But, where does it getcha? If you're lucky, into the 1% or the diminishing middle class. If not so lucky, you creep closer into the streets where the wretched refuge, the bag ladies and shopping cart drivers, refuse can divers, dig into the garbage for a few bites of food, the homeless, tempest-tossed, doing the two-step, waiting to be free or at least to earn a modicum of something precious in life. A bit of grace. Food on the table. Friends. Love. Life.
The overlay of political metaphor is what makes this play a challenging and somewhat scholarly piece, but make no mistake; the underscoring of the personal makes this play not a metaphor at all, but rather, a piercing and poignant commentary on all of our lives. Don't worry. You will laugh despite its message. It uses good humor and great music throughout to tell its story.
It is through the brilliant setting of five, shop-like windows set into a brick wall, that we see the characters as symbols of Every Woman. The personal tour and telling of the individual stories by Rowan Rusert, Stage Manager, brought in a greater dimension. Altars, each one a testament to one of the characters, to the actor, and to the diverse aspects of the One Woman —
Innocence — Always lost so early on, a refinement of our fairytale vision and love of the arts represented in Lillian played by Mary Clare Ditton.
Motherhood and Home — she leaves us alone, always sooner than we think, to grow on our own, represented in Mae, the Madam, played by Ruby Bell Sherpa (weeks 1, 2, 3) and Nancy Fereira (weeks 4, 5, 6).
Dominatrix — she must control every move we and the other makes, offering us the gift of surrender, represented in Ursula, played by Lorry Lepaule.
Lover — she takes joy in life and in those to whom she offers pleasure, be it sister-colleague or needy client represented in Edna played by Maureen Martin.
Purity, the Spiritual Lover — she offers us a sweetness and delight beyond and as a part of pleasure, represented in Vera, played by Janice Culliford.
These priestessly channels of love, sweet love, are actually your neighbors and friends, actors of the Mendocino Theatre Company, all of an age, doing the dance of life, beckoning you to come, see, enjoy.
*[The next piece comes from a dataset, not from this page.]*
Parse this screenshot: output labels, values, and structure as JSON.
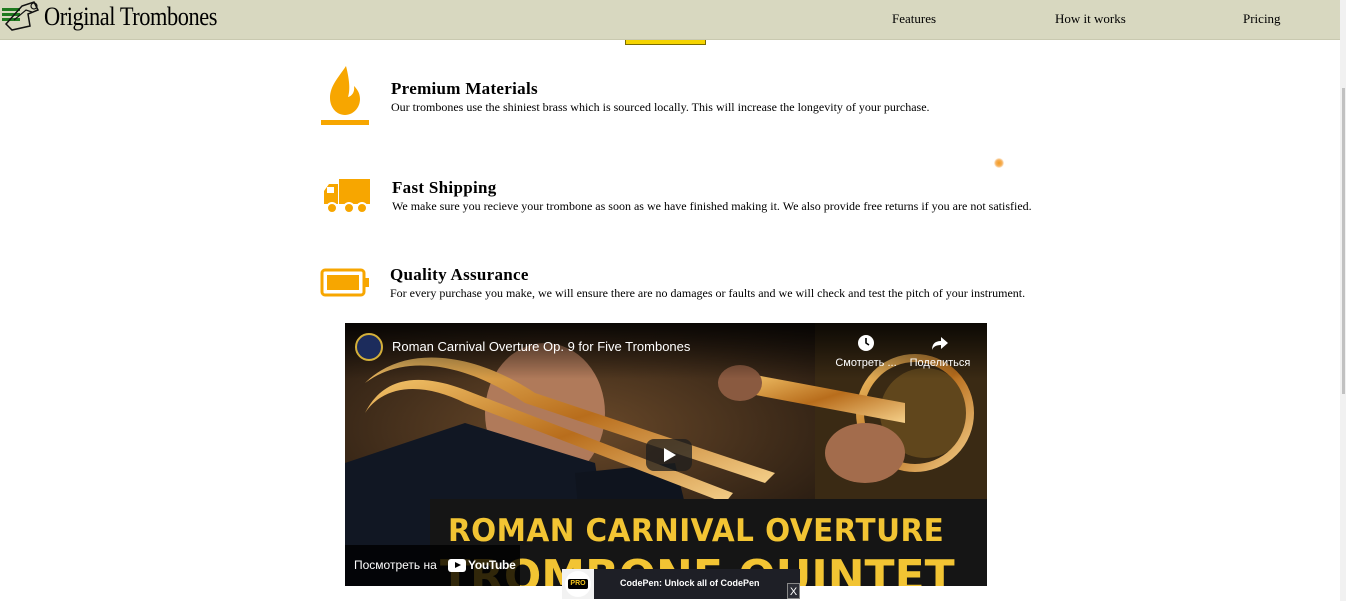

Yes. It will cost you a few bucks. It's a profession. And, it is a dance you will not get to see at another time, on another stage.
Call (707) 937-4477 for tickets. Facebook: Mendocino Theatre Company.